▶ Task prompt
What follows is a set of records; restate each one word for word and drop the pictures.

Interface dataset entries
Start of Block

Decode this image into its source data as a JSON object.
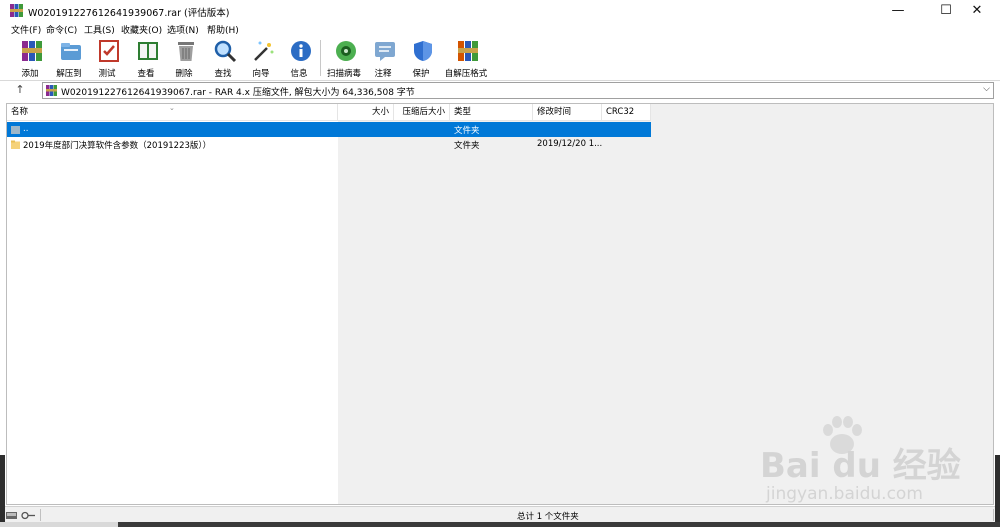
{
  "window": {
    "title": "W020191227612641939067.rar (评估版本)",
    "controls": {
      "minimize": "—",
      "maximize": "☐",
      "close": "✕"
    }
  },
  "menu": [
    "文件(F)",
    "命令(C)",
    "工具(S)",
    "收藏夹(O)",
    "选项(N)",
    "帮助(H)"
  ],
  "toolbar": [
    {
      "label": "添加",
      "icon": "books-add-icon"
    },
    {
      "label": "解压到",
      "icon": "folder-extract-icon"
    },
    {
      "label": "测试",
      "icon": "test-checklist-icon"
    },
    {
      "label": "查看",
      "icon": "book-view-icon"
    },
    {
      "label": "删除",
      "icon": "trash-icon"
    },
    {
      "label": "查找",
      "icon": "magnifier-icon"
    },
    {
      "label": "向导",
      "icon": "wizard-wand-icon"
    },
    {
      "label": "信息",
      "icon": "info-icon"
    },
    {
      "label": "扫描病毒",
      "icon": "virus-scan-icon"
    },
    {
      "label": "注释",
      "icon": "comment-icon"
    },
    {
      "label": "保护",
      "icon": "shield-icon"
    },
    {
      "label": "自解压格式",
      "icon": "sfx-books-icon"
    }
  ],
  "address": {
    "up": "↑",
    "text": "W020191227612641939067.rar - RAR 4.x 压缩文件, 解包大小为 64,336,508 字节",
    "chevron": "⌵"
  },
  "columns": [
    "名称",
    "大小",
    "压缩后大小",
    "类型",
    "修改时间",
    "CRC32"
  ],
  "rows": [
    {
      "name": "..",
      "size": "",
      "packed": "",
      "type": "文件夹",
      "modified": "",
      "crc": "",
      "selected": true
    },
    {
      "name": "2019年度部门决算软件含参数（20191223版））",
      "size": "",
      "packed": "",
      "type": "文件夹",
      "modified": "2019/12/20 1...",
      "crc": "",
      "selected": false
    }
  ],
  "status": {
    "text": "总计 1 个文件夹"
  },
  "watermark": {
    "brand": "Bai du 经验",
    "url": "jingyan.baidu.com"
  },
  "colors": {
    "selection": "#0078d7",
    "folder": "#f5d27a",
    "toolbar_bg": "#ffffff",
    "status_bg": "#f0f0f0"
  }
}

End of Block

▶ Response
Decode this image into its source data as a JSON object.
{
  "window": {
    "title": "W020191227612641939067.rar (评估版本)",
    "controls": {
      "minimize": "—",
      "maximize": "☐",
      "close": "✕"
    }
  },
  "menu": [
    "文件(F)",
    "命令(C)",
    "工具(S)",
    "收藏夹(O)",
    "选项(N)",
    "帮助(H)"
  ],
  "toolbar": [
    {
      "label": "添加",
      "icon": "books-add-icon"
    },
    {
      "label": "解压到",
      "icon": "folder-extract-icon"
    },
    {
      "label": "测试",
      "icon": "test-checklist-icon"
    },
    {
      "label": "查看",
      "icon": "book-view-icon"
    },
    {
      "label": "删除",
      "icon": "trash-icon"
    },
    {
      "label": "查找",
      "icon": "magnifier-icon"
    },
    {
      "label": "向导",
      "icon": "wizard-wand-icon"
    },
    {
      "label": "信息",
      "icon": "info-icon"
    },
    {
      "label": "扫描病毒",
      "icon": "virus-scan-icon"
    },
    {
      "label": "注释",
      "icon": "comment-icon"
    },
    {
      "label": "保护",
      "icon": "shield-icon"
    },
    {
      "label": "自解压格式",
      "icon": "sfx-books-icon"
    }
  ],
  "address": {
    "up": "↑",
    "text": "W020191227612641939067.rar - RAR 4.x 压缩文件, 解包大小为 64,336,508 字节",
    "chevron": "⌵"
  },
  "columns": [
    "名称",
    "大小",
    "压缩后大小",
    "类型",
    "修改时间",
    "CRC32"
  ],
  "rows": [
    {
      "name": "..",
      "size": "",
      "packed": "",
      "type": "文件夹",
      "modified": "",
      "crc": "",
      "selected": true
    },
    {
      "name": "2019年度部门决算软件含参数（20191223版））",
      "size": "",
      "packed": "",
      "type": "文件夹",
      "modified": "2019/12/20 1...",
      "crc": "",
      "selected": false
    }
  ],
  "status": {
    "text": "总计 1 个文件夹"
  },
  "watermark": {
    "brand": "Bai du 经验",
    "url": "jingyan.baidu.com"
  },
  "colors": {
    "selection": "#0078d7",
    "folder": "#f5d27a",
    "toolbar_bg": "#ffffff",
    "status_bg": "#f0f0f0"
  }
}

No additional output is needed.